The LG G6 is one of the most intriguing smartphones unveiled this year, and starting today it is finally rolling out across the globe. The device was unveiled at MWC 2017, with its novel 5.7-inch display being the standout feature.
The flagship was actually released in South Korea in mid-March, but LG waited until this month to bring it to international markets. In the coming period it will be available at almost 200 carriers worldwide and in major markets in North America, Europe, Asia, and Central and South America.
It has been a while since Google announced its plans for YouTube Go, a streamlined version of its mobile app with a focus on sharing and minimizing data usage. Now the company has released the first beta on Google Play.
Designed for use in countries with less-than-reliable internet connection, such as India, YouTube Go also allows for the downloading of videos for offline viewing without buffering. The app includes a number of options to help you "maximize your fun without burning up your data," including the ability to preview videos and see the amount of data required to download different quality versions of the same file.
We already know that interest in Windows 10 is on the wane, but now Android is more popular than any version of Windows with Internet users. Google's mobile operating system has overtaken Windows as the preference for getting online for the first time.
Usage figures published by StatCounter show that Android accounted for 37.93 percent of the worldwide OS Internet usage share in March. Windows is not far behind at 37.91 percent, but Android taking the lead is being described as a "milestone in technology history."
Researchers from Virginia Tech have found that Android apps can work together to mine personal information from smartphones. While users have long been aware of the need to check the privacy settings and permissions for individual apps, few people will have thought of the potential for collusion between apps that, individually, have innocuous-looking settings.
A team from the Department of Computer Science at Virginia Tech's College of Engineering developed a tool called DIALDroid (Database powered ICC AnaLysis for anDroid) and used it to monitor the exchange of data between apps. Analysis of 110,150 apps over three years found that security and privacy is put at risk as information is shared between different, independent apps that users may have installed.
Two days ago, the US House voted to destroy the rights of American web users, essentially putting their privacy up for sale.
Now, as reported by the Electronic Frontier Foundation, Verizon has announced plans to install software on Android devices that will track which apps customers download and use. This data will be shared with other Verizon companies, including AOL, and used to push targeted ads on you across the internet. If that doesn’t sound all that bad, the EFF points out the ads could be based on things such as "which bank you use and whether you’ve downloaded a fertility app."

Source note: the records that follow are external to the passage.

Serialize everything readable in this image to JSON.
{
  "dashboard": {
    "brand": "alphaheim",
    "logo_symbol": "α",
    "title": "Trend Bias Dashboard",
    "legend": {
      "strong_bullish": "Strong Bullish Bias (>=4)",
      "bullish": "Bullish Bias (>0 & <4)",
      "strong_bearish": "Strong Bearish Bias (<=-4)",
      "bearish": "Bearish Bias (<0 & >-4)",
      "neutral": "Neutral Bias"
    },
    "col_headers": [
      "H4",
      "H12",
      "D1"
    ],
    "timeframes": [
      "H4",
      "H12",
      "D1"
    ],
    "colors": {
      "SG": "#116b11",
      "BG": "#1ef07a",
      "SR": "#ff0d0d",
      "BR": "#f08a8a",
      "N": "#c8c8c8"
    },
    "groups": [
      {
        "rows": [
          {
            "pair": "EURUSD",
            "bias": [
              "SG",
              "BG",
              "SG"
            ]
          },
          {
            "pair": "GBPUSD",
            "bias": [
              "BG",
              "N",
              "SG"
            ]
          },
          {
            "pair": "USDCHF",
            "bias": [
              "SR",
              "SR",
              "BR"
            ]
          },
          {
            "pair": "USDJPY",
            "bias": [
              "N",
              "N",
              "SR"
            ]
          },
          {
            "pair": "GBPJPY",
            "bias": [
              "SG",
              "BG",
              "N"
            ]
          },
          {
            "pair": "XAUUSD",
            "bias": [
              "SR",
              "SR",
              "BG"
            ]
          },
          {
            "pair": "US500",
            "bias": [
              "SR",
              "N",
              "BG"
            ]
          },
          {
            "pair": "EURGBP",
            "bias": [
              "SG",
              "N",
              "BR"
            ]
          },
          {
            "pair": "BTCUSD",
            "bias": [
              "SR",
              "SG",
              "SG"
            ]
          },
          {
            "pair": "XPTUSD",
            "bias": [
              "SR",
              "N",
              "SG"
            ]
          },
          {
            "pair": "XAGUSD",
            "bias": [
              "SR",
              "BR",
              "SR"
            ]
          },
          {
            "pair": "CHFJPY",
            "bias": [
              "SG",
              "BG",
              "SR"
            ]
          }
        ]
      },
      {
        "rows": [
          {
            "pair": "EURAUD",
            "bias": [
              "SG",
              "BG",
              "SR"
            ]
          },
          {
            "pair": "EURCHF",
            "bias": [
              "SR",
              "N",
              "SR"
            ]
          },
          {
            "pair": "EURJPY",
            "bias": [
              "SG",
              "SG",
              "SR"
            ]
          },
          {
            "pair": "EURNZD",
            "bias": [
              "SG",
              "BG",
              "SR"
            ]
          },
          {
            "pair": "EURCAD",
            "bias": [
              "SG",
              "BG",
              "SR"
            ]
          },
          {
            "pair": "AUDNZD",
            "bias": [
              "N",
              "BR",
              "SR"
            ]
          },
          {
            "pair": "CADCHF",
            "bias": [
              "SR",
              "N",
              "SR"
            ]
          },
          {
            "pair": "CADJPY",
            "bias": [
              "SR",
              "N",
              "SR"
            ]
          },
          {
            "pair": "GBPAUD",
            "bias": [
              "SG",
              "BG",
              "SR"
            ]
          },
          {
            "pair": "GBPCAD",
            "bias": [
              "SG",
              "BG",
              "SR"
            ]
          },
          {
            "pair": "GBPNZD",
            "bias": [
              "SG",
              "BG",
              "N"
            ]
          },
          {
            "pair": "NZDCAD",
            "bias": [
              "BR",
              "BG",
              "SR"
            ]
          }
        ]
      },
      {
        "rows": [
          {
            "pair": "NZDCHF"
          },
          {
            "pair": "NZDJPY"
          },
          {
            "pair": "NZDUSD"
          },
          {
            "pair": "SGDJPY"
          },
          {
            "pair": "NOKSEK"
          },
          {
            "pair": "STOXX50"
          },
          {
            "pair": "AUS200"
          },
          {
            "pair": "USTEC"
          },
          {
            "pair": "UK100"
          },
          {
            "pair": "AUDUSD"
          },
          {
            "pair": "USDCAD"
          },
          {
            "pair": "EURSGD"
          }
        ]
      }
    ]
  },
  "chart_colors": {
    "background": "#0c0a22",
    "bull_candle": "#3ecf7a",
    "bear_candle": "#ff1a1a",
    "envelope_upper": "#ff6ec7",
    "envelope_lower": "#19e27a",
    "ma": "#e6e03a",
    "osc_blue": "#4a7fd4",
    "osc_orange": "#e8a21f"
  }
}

Recent changes at Twitter have focused mainly on clamping down on abuse and trolling, but there have also been adjustment tweaks that allow users to send longer messages. Now the site is introducing another change that effectively means you are able to send longer replies to people.
The latest change does not mean that you are given more than 140 characters to play with, but the 140 character limit is now put to better use. In short, all 140 characters are available for you to reply with as @usernames no longer count towards the total.